What is needed: Go through the data line by line and count the lines that hold "shortcut". Reply with the total only.

★ ★ ★ ★ ★ ★ ★

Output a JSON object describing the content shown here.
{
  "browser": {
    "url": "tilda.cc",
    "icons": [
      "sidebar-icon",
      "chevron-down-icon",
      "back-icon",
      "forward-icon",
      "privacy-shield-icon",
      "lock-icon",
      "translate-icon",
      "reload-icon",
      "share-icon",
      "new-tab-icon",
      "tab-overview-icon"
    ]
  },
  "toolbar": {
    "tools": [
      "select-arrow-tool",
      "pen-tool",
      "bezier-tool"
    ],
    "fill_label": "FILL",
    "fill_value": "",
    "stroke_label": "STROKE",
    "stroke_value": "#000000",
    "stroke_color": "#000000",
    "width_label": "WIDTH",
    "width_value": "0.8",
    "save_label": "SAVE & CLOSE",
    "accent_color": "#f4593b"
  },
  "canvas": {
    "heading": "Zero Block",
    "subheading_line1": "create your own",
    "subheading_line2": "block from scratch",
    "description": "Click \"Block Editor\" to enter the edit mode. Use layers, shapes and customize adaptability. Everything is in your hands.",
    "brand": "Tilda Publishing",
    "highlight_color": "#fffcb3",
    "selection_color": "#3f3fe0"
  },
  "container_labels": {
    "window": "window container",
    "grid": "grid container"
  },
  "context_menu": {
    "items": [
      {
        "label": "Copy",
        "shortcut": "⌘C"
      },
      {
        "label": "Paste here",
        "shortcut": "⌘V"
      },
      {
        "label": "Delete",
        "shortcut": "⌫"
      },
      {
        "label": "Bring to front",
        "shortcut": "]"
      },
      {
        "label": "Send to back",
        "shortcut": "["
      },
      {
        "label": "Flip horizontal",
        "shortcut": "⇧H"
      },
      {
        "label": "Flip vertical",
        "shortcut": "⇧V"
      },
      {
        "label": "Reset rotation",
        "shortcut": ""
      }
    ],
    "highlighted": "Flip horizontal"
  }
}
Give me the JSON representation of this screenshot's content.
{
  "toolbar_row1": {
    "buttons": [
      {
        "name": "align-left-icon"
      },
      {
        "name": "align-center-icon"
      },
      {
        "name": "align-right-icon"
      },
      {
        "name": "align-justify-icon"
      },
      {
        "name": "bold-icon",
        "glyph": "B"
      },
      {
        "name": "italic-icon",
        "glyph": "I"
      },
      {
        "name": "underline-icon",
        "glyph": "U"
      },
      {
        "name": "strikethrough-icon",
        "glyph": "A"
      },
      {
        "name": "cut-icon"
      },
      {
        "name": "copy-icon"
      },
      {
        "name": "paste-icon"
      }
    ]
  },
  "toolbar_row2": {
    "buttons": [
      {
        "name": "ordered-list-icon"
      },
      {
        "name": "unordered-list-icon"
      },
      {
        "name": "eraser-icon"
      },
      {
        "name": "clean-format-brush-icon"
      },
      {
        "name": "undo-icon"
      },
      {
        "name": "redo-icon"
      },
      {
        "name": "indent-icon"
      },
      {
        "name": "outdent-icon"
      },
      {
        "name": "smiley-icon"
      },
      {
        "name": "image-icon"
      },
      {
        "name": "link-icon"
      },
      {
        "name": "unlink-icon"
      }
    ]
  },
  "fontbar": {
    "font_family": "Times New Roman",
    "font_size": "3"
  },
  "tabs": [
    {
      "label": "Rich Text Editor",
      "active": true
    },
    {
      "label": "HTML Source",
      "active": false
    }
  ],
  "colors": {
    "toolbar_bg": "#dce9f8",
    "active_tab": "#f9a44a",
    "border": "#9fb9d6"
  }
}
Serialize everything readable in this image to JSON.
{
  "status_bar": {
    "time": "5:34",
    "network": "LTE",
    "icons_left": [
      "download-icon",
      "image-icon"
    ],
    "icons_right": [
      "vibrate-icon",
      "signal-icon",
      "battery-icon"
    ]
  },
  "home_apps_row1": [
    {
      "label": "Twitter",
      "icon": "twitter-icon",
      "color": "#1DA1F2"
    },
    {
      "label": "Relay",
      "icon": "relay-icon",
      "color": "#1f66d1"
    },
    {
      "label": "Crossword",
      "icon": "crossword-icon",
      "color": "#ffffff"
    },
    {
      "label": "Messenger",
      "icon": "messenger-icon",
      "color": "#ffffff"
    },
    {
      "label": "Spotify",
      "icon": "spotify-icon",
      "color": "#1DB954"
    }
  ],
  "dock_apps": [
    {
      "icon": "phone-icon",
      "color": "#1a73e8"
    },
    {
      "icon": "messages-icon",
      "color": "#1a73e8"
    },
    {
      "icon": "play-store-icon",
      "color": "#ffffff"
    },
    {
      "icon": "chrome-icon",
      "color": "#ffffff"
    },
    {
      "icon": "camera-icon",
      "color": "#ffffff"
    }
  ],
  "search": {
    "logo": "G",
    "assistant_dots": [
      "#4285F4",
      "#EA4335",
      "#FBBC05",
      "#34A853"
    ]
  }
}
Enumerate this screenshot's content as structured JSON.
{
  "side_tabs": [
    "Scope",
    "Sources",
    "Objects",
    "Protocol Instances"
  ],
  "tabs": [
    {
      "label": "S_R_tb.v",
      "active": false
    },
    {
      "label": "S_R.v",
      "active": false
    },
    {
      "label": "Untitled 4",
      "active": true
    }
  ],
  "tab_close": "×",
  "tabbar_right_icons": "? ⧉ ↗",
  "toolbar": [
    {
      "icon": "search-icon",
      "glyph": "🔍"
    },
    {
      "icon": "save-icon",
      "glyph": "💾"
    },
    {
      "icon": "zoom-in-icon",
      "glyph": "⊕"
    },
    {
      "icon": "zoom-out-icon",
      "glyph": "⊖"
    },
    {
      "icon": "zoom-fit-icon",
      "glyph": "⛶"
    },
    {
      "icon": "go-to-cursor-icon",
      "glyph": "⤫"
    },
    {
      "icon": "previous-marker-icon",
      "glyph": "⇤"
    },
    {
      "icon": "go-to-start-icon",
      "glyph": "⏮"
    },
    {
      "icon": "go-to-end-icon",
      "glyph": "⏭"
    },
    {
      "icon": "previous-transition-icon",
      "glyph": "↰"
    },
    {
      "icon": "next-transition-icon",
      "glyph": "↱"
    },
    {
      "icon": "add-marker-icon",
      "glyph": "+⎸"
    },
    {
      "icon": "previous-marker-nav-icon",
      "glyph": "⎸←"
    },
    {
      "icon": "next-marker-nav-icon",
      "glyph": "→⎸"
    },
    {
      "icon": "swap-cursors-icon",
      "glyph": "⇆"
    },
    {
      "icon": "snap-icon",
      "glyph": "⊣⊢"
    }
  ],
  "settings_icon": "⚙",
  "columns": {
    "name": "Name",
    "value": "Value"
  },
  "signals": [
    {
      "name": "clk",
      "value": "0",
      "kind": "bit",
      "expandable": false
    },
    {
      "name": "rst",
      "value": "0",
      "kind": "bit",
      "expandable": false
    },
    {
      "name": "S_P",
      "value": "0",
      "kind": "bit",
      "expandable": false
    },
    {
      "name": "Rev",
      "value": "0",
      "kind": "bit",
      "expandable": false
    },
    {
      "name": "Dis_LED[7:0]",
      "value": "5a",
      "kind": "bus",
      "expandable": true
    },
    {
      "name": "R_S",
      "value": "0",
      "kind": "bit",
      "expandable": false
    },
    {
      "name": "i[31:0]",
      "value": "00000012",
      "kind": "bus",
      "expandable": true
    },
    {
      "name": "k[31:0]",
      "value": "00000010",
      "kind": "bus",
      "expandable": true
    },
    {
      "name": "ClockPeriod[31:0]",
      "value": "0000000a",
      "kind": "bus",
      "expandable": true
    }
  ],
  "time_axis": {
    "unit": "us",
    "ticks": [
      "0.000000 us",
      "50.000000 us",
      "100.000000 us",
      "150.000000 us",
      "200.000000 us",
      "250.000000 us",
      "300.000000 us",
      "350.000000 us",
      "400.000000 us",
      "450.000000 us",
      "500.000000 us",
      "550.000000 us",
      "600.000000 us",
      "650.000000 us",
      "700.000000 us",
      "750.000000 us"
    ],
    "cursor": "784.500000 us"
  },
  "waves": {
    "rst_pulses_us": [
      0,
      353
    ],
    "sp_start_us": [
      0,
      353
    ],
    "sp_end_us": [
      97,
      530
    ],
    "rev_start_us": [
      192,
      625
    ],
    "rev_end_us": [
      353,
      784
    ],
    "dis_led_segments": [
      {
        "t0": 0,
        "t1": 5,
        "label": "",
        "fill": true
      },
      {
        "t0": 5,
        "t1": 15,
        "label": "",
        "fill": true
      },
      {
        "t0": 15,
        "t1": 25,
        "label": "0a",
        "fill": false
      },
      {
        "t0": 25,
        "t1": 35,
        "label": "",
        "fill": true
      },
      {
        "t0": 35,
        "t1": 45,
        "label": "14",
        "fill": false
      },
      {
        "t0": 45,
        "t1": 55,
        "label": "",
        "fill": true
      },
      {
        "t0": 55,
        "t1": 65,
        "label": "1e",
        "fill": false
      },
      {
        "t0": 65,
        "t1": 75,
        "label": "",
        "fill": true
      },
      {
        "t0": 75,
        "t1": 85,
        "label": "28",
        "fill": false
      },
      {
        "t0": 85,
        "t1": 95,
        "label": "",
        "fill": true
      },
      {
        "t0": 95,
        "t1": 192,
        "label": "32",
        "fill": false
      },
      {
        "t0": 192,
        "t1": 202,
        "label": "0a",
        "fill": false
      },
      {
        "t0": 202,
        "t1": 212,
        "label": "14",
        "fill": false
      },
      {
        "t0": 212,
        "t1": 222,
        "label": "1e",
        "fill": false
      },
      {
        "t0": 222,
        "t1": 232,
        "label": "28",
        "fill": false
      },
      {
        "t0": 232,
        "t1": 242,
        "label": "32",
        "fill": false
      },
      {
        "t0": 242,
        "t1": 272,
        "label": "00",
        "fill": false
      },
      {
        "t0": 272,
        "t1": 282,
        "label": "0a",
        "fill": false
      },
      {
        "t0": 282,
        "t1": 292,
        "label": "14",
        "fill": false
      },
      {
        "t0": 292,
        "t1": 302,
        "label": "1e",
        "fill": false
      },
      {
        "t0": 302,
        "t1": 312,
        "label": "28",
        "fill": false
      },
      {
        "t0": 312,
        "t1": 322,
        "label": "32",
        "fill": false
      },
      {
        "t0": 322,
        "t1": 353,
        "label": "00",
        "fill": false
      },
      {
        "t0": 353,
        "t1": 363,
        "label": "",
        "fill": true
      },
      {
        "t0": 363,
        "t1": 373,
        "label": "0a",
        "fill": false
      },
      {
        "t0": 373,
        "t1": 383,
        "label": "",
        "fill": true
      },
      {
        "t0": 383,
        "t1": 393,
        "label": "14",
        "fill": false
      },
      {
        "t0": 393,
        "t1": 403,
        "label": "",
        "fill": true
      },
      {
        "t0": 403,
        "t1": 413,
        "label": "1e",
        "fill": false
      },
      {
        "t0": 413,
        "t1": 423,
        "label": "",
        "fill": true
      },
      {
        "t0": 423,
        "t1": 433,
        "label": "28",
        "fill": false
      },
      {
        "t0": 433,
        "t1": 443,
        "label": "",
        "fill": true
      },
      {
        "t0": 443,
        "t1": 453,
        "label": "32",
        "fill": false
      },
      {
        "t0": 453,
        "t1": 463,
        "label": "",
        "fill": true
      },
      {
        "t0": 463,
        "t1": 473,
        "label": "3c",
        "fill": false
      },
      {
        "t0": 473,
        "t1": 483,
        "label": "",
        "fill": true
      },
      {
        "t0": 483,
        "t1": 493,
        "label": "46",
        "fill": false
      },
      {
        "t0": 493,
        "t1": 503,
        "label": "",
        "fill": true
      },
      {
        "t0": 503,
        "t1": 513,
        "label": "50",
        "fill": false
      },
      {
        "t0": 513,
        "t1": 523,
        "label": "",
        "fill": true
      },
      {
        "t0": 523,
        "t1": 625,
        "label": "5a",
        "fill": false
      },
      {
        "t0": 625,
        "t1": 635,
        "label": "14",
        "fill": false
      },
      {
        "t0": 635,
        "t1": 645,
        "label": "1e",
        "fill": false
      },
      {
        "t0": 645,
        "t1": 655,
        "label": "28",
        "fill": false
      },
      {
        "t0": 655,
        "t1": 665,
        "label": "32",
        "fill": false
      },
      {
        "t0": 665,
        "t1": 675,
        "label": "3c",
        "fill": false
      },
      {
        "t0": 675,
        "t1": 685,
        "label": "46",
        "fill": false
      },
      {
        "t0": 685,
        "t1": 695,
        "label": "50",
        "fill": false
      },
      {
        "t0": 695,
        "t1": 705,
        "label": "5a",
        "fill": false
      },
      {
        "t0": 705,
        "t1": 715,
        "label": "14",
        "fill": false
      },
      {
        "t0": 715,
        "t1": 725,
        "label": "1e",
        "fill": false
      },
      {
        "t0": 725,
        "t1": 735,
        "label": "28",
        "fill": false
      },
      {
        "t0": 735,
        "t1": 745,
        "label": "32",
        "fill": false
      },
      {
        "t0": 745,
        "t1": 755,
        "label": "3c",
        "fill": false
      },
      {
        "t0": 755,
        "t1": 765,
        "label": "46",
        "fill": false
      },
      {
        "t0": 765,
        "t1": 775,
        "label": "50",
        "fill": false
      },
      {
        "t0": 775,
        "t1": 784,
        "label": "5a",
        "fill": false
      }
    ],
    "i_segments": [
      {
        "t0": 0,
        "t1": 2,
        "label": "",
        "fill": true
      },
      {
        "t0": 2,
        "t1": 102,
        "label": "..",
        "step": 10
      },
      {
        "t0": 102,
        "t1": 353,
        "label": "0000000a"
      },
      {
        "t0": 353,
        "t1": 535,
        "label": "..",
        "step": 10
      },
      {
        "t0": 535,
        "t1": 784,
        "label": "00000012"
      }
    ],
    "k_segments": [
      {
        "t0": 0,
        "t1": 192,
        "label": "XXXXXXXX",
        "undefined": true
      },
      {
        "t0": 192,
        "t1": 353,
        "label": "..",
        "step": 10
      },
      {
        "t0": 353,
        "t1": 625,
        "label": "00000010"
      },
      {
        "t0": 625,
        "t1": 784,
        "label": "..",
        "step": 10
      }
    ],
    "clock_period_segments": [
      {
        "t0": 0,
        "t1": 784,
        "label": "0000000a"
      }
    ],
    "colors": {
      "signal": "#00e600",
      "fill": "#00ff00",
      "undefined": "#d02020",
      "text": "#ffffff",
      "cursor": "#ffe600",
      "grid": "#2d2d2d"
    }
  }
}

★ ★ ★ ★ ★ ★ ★

Exercise solution: 8